Even later, Paul does not hesitate to identify people as God's offspring (Acts 17).
James says you can't really praise God and then curse people who are made in God's likeness.
Peter has no love for people outside his little group, until a voice tells him, "God has made these things clean, so don't call them 'unholy'!" (Acts 10).
Jesus makes the outrageous assertion that, "God loved the world so much that he gave his one and only Son."
Today I am not so upset with silly music, and create some myself. Other music can make me more aware of God, and because God participates in that, I call it sacred music. Some places are places where God works, and therefore for my concerns are holy places. But that sacred music and those holy places depend on people, and I tend to recognize their significance only after the fact. Despite the knavery and distractions humans present, the holiest items around me are people. Dangerous people, challenging people, comforting people, creative people, instructive people, encouraging people, and many other kinds. I admit that whereas I was often disgusted, now I am more often intimidated if not by how people exhibit God's image, at least by their potential to do so. A holy place attracts sentiment, but it will crumble. God has created human beings in his image. People are where God has declared that he wants to live.
At The Surge we love doing things together... that includes writing a blog! Here are a few of our main contributing authors:
Our fearless leader, Dwaine is the lead pastor at The Surge. His experience in counter terrorism with the CIA prepared him for ministry and he likes dogs and babies even more than E does.
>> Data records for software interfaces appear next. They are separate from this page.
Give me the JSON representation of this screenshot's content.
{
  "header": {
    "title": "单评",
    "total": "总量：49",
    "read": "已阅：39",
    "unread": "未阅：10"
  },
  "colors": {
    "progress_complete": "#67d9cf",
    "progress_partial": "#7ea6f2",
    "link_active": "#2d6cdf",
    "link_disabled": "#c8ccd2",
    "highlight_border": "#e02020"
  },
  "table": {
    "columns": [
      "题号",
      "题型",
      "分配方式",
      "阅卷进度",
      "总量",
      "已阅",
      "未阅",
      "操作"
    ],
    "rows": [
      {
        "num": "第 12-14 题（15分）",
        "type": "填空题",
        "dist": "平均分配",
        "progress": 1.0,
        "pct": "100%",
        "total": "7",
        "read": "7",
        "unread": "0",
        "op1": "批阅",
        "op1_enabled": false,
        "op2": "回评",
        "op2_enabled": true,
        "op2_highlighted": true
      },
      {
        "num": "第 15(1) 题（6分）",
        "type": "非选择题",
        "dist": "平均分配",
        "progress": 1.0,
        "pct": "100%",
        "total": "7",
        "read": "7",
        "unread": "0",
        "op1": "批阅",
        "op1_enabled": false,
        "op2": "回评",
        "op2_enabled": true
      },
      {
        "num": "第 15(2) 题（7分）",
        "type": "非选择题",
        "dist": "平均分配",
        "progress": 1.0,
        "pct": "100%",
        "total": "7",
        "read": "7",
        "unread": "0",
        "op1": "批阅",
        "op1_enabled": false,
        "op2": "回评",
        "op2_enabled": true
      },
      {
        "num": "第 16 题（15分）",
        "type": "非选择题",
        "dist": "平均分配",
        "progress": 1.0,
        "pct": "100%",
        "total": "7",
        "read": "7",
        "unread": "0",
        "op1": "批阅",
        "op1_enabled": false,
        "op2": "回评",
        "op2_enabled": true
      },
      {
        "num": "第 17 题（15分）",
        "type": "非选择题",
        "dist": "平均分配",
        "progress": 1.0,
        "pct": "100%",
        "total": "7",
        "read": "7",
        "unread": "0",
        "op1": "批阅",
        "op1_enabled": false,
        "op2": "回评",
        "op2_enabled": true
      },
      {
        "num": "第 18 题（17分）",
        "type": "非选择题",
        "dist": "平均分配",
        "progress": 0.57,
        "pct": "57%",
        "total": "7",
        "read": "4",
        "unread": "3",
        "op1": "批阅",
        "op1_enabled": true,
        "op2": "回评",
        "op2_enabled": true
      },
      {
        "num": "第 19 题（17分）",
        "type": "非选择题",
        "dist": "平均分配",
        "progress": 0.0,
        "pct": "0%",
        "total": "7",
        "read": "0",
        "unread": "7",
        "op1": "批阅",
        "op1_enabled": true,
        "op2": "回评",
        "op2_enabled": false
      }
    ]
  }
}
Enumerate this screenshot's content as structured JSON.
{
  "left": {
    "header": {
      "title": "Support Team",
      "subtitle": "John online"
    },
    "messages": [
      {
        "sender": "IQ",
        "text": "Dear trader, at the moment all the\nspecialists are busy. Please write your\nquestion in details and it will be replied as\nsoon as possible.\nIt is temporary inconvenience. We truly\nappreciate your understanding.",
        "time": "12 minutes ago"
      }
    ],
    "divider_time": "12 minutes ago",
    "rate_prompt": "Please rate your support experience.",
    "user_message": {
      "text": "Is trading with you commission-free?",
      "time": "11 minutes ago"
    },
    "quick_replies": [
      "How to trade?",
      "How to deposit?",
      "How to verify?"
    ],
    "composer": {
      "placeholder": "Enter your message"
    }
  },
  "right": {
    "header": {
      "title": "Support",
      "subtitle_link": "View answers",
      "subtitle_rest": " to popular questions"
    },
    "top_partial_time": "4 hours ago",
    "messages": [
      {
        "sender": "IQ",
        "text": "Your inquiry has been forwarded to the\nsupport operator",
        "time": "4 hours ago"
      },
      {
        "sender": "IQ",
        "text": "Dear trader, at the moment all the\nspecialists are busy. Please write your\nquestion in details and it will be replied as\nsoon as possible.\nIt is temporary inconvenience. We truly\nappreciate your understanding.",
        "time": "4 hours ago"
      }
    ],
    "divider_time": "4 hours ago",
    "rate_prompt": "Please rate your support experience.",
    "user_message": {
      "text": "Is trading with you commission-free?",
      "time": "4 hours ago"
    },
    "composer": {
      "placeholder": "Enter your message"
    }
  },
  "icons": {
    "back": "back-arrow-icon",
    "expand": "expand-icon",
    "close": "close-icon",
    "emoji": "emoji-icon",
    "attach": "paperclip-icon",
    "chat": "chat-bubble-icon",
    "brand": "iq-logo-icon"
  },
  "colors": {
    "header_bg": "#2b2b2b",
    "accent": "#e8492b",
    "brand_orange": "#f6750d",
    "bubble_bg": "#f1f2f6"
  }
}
E (short for Eric Reiss) is the Wingman at The Surge and likes dogs, music, Mexican food, his wife Karen and his little girl Evangeline... not necessarily in that order.